**The problem**
Each of the records below must be reproduced verbatim.

-.-.-

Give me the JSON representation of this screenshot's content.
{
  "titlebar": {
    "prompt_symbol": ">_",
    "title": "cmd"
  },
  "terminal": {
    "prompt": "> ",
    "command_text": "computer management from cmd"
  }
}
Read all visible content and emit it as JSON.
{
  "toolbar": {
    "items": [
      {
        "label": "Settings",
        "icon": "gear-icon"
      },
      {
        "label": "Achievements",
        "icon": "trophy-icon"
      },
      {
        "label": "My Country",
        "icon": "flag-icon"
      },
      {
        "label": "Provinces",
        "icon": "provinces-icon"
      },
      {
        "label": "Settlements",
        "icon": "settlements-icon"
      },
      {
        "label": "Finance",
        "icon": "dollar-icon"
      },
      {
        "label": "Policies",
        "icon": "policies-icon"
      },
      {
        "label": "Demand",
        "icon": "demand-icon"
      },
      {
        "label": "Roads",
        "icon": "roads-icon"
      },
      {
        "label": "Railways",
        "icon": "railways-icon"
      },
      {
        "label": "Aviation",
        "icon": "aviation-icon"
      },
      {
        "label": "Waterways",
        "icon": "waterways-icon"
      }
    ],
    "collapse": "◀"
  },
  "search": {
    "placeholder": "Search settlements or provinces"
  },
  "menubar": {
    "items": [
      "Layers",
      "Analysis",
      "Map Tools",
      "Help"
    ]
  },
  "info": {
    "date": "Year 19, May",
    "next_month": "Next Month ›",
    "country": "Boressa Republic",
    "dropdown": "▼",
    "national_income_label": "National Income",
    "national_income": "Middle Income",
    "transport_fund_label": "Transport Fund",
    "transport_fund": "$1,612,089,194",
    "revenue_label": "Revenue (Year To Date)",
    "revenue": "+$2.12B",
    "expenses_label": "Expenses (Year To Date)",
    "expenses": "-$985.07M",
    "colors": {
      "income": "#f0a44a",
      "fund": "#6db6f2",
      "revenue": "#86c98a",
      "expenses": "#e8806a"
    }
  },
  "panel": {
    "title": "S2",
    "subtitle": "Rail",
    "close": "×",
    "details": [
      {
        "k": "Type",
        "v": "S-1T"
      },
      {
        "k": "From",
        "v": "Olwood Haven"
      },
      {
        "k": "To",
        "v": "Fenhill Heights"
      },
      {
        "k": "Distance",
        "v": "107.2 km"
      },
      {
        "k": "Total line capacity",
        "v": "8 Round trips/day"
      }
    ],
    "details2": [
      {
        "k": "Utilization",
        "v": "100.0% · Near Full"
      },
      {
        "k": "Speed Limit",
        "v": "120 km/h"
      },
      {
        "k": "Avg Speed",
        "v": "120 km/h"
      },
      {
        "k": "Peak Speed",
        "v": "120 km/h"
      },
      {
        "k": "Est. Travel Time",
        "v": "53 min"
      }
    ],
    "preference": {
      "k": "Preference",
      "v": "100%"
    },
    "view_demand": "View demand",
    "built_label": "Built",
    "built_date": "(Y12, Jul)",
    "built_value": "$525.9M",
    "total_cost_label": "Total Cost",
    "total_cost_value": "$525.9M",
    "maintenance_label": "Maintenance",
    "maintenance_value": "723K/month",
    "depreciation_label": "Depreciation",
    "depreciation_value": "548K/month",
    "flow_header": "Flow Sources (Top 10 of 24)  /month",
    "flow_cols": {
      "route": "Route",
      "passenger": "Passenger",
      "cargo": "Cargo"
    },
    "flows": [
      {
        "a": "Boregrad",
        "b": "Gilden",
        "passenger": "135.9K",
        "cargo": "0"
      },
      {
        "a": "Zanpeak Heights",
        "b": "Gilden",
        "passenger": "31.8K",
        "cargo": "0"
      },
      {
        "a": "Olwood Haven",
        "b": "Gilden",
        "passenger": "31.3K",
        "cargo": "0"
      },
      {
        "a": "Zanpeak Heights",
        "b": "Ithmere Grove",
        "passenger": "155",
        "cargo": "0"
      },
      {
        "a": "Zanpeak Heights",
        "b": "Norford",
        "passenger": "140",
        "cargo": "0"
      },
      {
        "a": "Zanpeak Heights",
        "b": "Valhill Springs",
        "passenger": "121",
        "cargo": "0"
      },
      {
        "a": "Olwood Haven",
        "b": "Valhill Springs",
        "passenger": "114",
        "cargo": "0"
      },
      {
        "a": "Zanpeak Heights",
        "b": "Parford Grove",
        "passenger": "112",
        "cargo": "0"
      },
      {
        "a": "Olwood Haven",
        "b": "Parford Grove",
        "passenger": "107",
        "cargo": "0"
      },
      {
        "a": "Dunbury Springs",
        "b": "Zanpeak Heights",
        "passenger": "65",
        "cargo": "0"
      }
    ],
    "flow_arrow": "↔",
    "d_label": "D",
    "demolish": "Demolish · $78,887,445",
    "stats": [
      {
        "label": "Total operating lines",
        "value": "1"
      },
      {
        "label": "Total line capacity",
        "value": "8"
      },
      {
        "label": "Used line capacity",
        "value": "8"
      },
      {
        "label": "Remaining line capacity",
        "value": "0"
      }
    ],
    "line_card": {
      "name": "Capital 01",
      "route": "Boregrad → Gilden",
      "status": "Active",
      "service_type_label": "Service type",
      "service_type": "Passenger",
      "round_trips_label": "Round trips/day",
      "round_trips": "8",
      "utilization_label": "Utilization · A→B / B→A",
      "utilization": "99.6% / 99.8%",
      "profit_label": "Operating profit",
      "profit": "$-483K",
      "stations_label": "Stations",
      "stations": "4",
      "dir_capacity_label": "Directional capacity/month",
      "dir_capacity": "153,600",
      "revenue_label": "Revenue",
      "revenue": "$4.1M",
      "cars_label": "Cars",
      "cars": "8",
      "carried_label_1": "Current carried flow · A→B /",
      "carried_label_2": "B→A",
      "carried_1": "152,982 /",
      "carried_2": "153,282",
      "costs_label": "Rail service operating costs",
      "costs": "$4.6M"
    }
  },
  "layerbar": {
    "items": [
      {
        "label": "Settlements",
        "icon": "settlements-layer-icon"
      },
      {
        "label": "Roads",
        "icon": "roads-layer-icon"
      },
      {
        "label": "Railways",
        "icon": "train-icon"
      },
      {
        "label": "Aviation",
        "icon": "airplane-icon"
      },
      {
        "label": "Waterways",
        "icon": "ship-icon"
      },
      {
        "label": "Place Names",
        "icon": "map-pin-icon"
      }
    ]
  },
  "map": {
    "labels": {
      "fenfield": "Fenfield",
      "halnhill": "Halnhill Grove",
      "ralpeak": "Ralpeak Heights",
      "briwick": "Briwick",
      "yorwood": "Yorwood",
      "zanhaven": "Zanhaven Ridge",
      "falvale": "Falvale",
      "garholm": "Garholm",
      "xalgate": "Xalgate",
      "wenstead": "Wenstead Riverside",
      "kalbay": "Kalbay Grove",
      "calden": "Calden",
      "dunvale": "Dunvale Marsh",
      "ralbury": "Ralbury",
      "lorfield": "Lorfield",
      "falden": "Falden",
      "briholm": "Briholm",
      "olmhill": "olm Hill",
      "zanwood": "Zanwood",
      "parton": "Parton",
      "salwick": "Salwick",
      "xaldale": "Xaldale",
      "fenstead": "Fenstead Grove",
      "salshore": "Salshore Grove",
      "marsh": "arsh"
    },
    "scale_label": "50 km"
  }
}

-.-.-

**Answer space**
Give me the JSON representation of this screenshot's content.
{
  "titlebar": {
    "prompt_symbol": ">_",
    "title": "cmd"
  },
  "terminal": {
    "prompt": "> ",
    "command_text": "computer management from cmd"
  }
}
Read all visible content and emit it as JSON.
{
  "toolbar": {
    "items": [
      {
        "label": "Settings",
        "icon": "gear-icon"
      },
      {
        "label": "Achievements",
        "icon": "trophy-icon"
      },
      {
        "label": "My Country",
        "icon": "flag-icon"
      },
      {
        "label": "Provinces",
        "icon": "provinces-icon"
      },
      {
        "label": "Settlements",
        "icon": "settlements-icon"
      },
      {
        "label": "Finance",
        "icon": "dollar-icon"
      },
      {
        "label": "Policies",
        "icon": "policies-icon"
      },
      {
        "label": "Demand",
        "icon": "demand-icon"
      },
      {
        "label": "Roads",
        "icon": "roads-icon"
      },
      {
        "label": "Railways",
        "icon": "railways-icon"
      },
      {
        "label": "Aviation",
        "icon": "aviation-icon"
      },
      {
        "label": "Waterways",
        "icon": "waterways-icon"
      }
    ],
    "collapse": "◀"
  },
  "search": {
    "placeholder": "Search settlements or provinces"
  },
  "menubar": {
    "items": [
      "Layers",
      "Analysis",
      "Map Tools",
      "Help"
    ]
  },
  "info": {
    "date": "Year 19, May",
    "next_month": "Next Month ›",
    "country": "Boressa Republic",
    "dropdown": "▼",
    "national_income_label": "National Income",
    "national_income": "Middle Income",
    "transport_fund_label": "Transport Fund",
    "transport_fund": "$1,612,089,194",
    "revenue_label": "Revenue (Year To Date)",
    "revenue": "+$2.12B",
    "expenses_label": "Expenses (Year To Date)",
    "expenses": "-$985.07M",
    "colors": {
      "income": "#f0a44a",
      "fund": "#6db6f2",
      "revenue": "#86c98a",
      "expenses": "#e8806a"
    }
  },
  "panel": {
    "title": "S2",
    "subtitle": "Rail",
    "close": "×",
    "details": [
      {
        "k": "Type",
        "v": "S-1T"
      },
      {
        "k": "From",
        "v": "Olwood Haven"
      },
      {
        "k": "To",
        "v": "Fenhill Heights"
      },
      {
        "k": "Distance",
        "v": "107.2 km"
      },
      {
        "k": "Total line capacity",
        "v": "8 Round trips/day"
      }
    ],
    "details2": [
      {
        "k": "Utilization",
        "v": "100.0% · Near Full"
      },
      {
        "k": "Speed Limit",
        "v": "120 km/h"
      },
      {
        "k": "Avg Speed",
        "v": "120 km/h"
      },
      {
        "k": "Peak Speed",
        "v": "120 km/h"
      },
      {
        "k": "Est. Travel Time",
        "v": "53 min"
      }
    ],
    "preference": {
      "k": "Preference",
      "v": "100%"
    },
    "view_demand": "View demand",
    "built_label": "Built",
    "built_date": "(Y12, Jul)",
    "built_value": "$525.9M",
    "total_cost_label": "Total Cost",
    "total_cost_value": "$525.9M",
    "maintenance_label": "Maintenance",
    "maintenance_value": "723K/month",
    "depreciation_label": "Depreciation",
    "depreciation_value": "548K/month",
    "flow_header": "Flow Sources (Top 10 of 24)  /month",
    "flow_cols": {
      "route": "Route",
      "passenger": "Passenger",
      "cargo": "Cargo"
    },
    "flows": [
      {
        "a": "Boregrad",
        "b": "Gilden",
        "passenger": "135.9K",
        "cargo": "0"
      },
      {
        "a": "Zanpeak Heights",
        "b": "Gilden",
        "passenger": "31.8K",
        "cargo": "0"
      },
      {
        "a": "Olwood Haven",
        "b": "Gilden",
        "passenger": "31.3K",
        "cargo": "0"
      },
      {
        "a": "Zanpeak Heights",
        "b": "Ithmere Grove",
        "passenger": "155",
        "cargo": "0"
      },
      {
        "a": "Zanpeak Heights",
        "b": "Norford",
        "passenger": "140",
        "cargo": "0"
      },
      {
        "a": "Zanpeak Heights",
        "b": "Valhill Springs",
        "passenger": "121",
        "cargo": "0"
      },
      {
        "a": "Olwood Haven",
        "b": "Valhill Springs",
        "passenger": "114",
        "cargo": "0"
      },
      {
        "a": "Zanpeak Heights",
        "b": "Parford Grove",
        "passenger": "112",
        "cargo": "0"
      },
      {
        "a": "Olwood Haven",
        "b": "Parford Grove",
        "passenger": "107",
        "cargo": "0"
      },
      {
        "a": "Dunbury Springs",
        "b": "Zanpeak Heights",
        "passenger": "65",
        "cargo": "0"
      }
    ],
    "flow_arrow": "↔",
    "d_label": "D",
    "demolish": "Demolish · $78,887,445",
    "stats": [
      {
        "label": "Total operating lines",
        "value": "1"
      },
      {
        "label": "Total line capacity",
        "value": "8"
      },
      {
        "label": "Used line capacity",
        "value": "8"
      },
      {
        "label": "Remaining line capacity",
        "value": "0"
      }
    ],
    "line_card": {
      "name": "Capital 01",
      "route": "Boregrad → Gilden",
      "status": "Active",
      "service_type_label": "Service type",
      "service_type": "Passenger",
      "round_trips_label": "Round trips/day",
      "round_trips": "8",
      "utilization_label": "Utilization · A→B / B→A",
      "utilization": "99.6% / 99.8%",
      "profit_label": "Operating profit",
      "profit": "$-483K",
      "stations_label": "Stations",
      "stations": "4",
      "dir_capacity_label": "Directional capacity/month",
      "dir_capacity": "153,600",
      "revenue_label": "Revenue",
      "revenue": "$4.1M",
      "cars_label": "Cars",
      "cars": "8",
      "carried_label_1": "Current carried flow · A→B /",
      "carried_label_2": "B→A",
      "carried_1": "152,982 /",
      "carried_2": "153,282",
      "costs_label": "Rail service operating costs",
      "costs": "$4.6M"
    }
  },
  "layerbar": {
    "items": [
      {
        "label": "Settlements",
        "icon": "settlements-layer-icon"
      },
      {
        "label": "Roads",
        "icon": "roads-layer-icon"
      },
      {
        "label": "Railways",
        "icon": "train-icon"
      },
      {
        "label": "Aviation",
        "icon": "airplane-icon"
      },
      {
        "label": "Waterways",
        "icon": "ship-icon"
      },
      {
        "label": "Place Names",
        "icon": "map-pin-icon"
      }
    ]
  },
  "map": {
    "labels": {
      "fenfield": "Fenfield",
      "halnhill": "Halnhill Grove",
      "ralpeak": "Ralpeak Heights",
      "briwick": "Briwick",
      "yorwood": "Yorwood",
      "zanhaven": "Zanhaven Ridge",
      "falvale": "Falvale",
      "garholm": "Garholm",
      "xalgate": "Xalgate",
      "wenstead": "Wenstead Riverside",
      "kalbay": "Kalbay Grove",
      "calden": "Calden",
      "dunvale": "Dunvale Marsh",
      "ralbury": "Ralbury",
      "lorfield": "Lorfield",
      "falden": "Falden",
      "briholm": "Briholm",
      "olmhill": "olm Hill",
      "zanwood": "Zanwood",
      "parton": "Parton",
      "salwick": "Salwick",
      "xaldale": "Xaldale",
      "fenstead": "Fenstead Grove",
      "salshore": "Salshore Grove",
      "marsh": "arsh"
    },
    "scale_label": "50 km"
  }
}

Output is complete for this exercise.